Class begins with logarithm sprint 3.
After the sprint, students should take one or two minutes to consider strategies and to make corrections to the sprint.
Then the students should do logarithm sprint 4. After this sprint it's a good idea to poll the class for their impressions. Are they improving? Do they have any strategies for thinking about these problems?
What your students should be noticing is the inverse relationship between logarithms and exponents. The sprints are designed to encourage the kind of thought process that sees something like and translates it to . Since the students are so familiar with exponentiation, logarithms become easy when viewed this way. I emphasize that this is a matter of translating from the language of exponents to the language of logarithms, and vice versa.
Students should pick up where they left off yesterday in the handout Getting to Know Logarithms.
As they begin to work individually or in small groups, I will take a quick walk around the room to get a sense of how much everyone has left. I expect that most students will be nearly finished, but I also expect them to be slowed down by the the final two problems.
A common question is how many decimal places are required for a "decent" approximation. I usually suggest that they find a value of x that brings them within one one-thousandth of the correct power. For 4^x = 95, this means they should find x = 3.285.
For the final change-of-base problems, I offer the suggestion that students consider rewriting the expressions in this way: . From here, they are typically able to use the properties of exponents to solve for "?". The final question presents an additional challenge because the two bases are not integer powers of the same number. I have included it as a challenge for my best students, and I am surprised every year at how many of them are able to figure it out!
(Incidentally, the change-of-base formula goes beyond what is required by the CCSSM, but I think it's important to include it since students always ask how to evaluate logs in bases other than 10 or e. That said, many calculators today are able to evaluate logarithms in any base, so the motivation to teach this property at this stage may be gone before too long.)
The groundwork for the properties of logarithms has been laid with the problems that the students just completed. Before going further, we'll correct any mistakes by asking individual students to share their answers with the class.
Along the way, I'll ask students to try to generalize any patterns they're seeing or using. I will guide them toward the first properties of logarithms, and I might express them on the board like this:
(log of factor) + (log of factor) = (log of product)
(log of product) - (log of factor) = (log of factor)
For the time being, I'll leave it at that and move on, but I'll be sure to keep these on the board for later reference.

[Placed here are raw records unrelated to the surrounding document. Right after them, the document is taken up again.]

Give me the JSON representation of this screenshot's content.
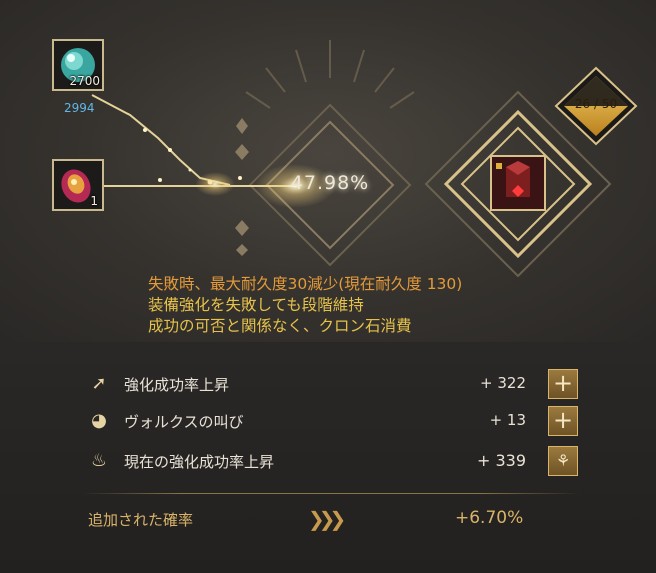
{
  "materials": [
    {
      "name": "blackstone",
      "slot_count": "2700",
      "owned_count": "2994"
    },
    {
      "name": "cron-stone",
      "slot_count": "1"
    }
  ],
  "enhance": {
    "success_rate": "47.98%",
    "progress": "26 / 50"
  },
  "warning": {
    "line1": "失敗時、最大耐久度30減少(現在耐久度 130)",
    "line2": "装備強化を失敗しても段階維持",
    "line3": "成功の可否と関係なく、クロン石消費"
  },
  "stats": [
    {
      "label": "強化成功率上昇",
      "value": "+ 322",
      "icon": "arrow-up-icon"
    },
    {
      "label": "ヴォルクスの叫び",
      "value": "+ 13",
      "icon": "valks-cry-icon"
    },
    {
      "label": "現在の強化成功率上昇",
      "value": "+ 339",
      "icon": "flame-icon"
    }
  ],
  "added": {
    "label": "追加された確率",
    "value": "+6.70%"
  },
  "colors": {
    "accent": "#d8b36a",
    "warning_orange": "#e39a3a",
    "warning_yellow": "#e6c24a",
    "owned_blue": "#5fb8e6"
  }
}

As we check our solutions to approximation problems, I'll use this opportunity to reiterate the convenience of agreeing on a "common logarithm", one with a base of 10. I'll also use this chance to bring up the natural logarithm. Many students have noticed the "ln" button on their calculators by now, as well as its proximity to "e^x", so they guess that it's a logarithm of some kind. I'll point it out to everyone now and tell them that this kind of logarithm will become very important in the future. My students may have never heard of the number e, but I'll assure them that we'll get to know it better later. (If your students are already familiar with e, you would naturally want to go a little deeper with this.)

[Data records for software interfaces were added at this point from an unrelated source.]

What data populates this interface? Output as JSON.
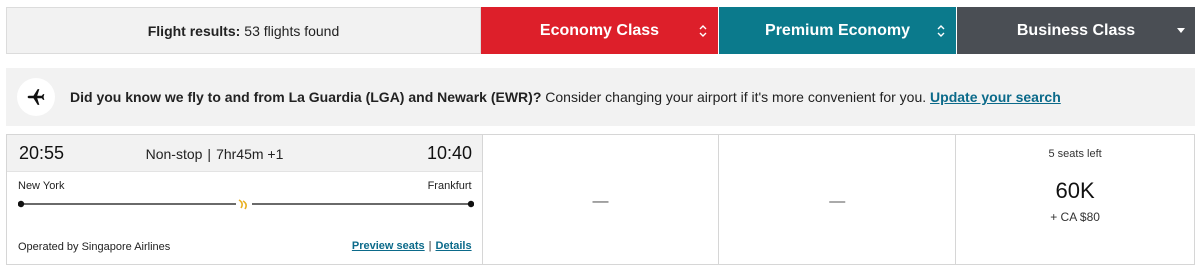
{
  "header": {
    "results_label": "Flight results:",
    "results_count": "53 flights found",
    "tabs": [
      {
        "label": "Economy Class",
        "color": "#dd1f2a"
      },
      {
        "label": "Premium Economy",
        "color": "#0b7a8c"
      },
      {
        "label": "Business Class",
        "color": "#4a4e54"
      }
    ]
  },
  "banner": {
    "icon": "airplane-icon",
    "strong_text": "Did you know we fly to and from La Guardia (LGA) and Newark (EWR)?",
    "text": " Consider changing your airport if it's more convenient for you. ",
    "link_text": "Update your search",
    "link_color": "#0b6a8a"
  },
  "flight": {
    "departure_time": "20:55",
    "arrival_time": "10:40",
    "stops": "Non-stop",
    "duration": "7hr45m +1",
    "origin": "New York",
    "destination": "Frankfurt",
    "operated_by": "Operated by Singapore Airlines",
    "preview_seats_label": "Preview seats",
    "details_label": "Details",
    "fares": {
      "economy": "—",
      "premium_economy": "—",
      "business": {
        "seats_left": "5 seats left",
        "points": "60K",
        "fee": "+ CA $80"
      }
    }
  }
}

Finally, most of the conversion problems require nothing more than the properties of exponents, but the last question is much more challenging. There are a number of ways to approach it, but I would probably guide them toward thinking that . From here, they can solve the problem just like the others, but in terms of a logarithm.
Now, it's time to refer back to that expression we wrote on the board earlier:
(log of factor) + (log of factor) = (log of product).
First, we'll express this more formally with symbolic notation. This is our first property of logarithms, but why does it work?
The first hint I'll give is to remind the class that logarithms are exponents, so this must really be a property of exponents. Of course, this first hint may not be enough, so I'll slowly take my students through the thought process outlined here. My goal is to show that this is not a new property of a new mathematical object at all! It's simply a translation of a familiar fact into the language of logarithms!
See this quick video for my thoughts on why this is so important.
In the same way, we'll discuss the difference of two logarithms. Since the change-of-base property will take more time, we'll save it for tomorrow.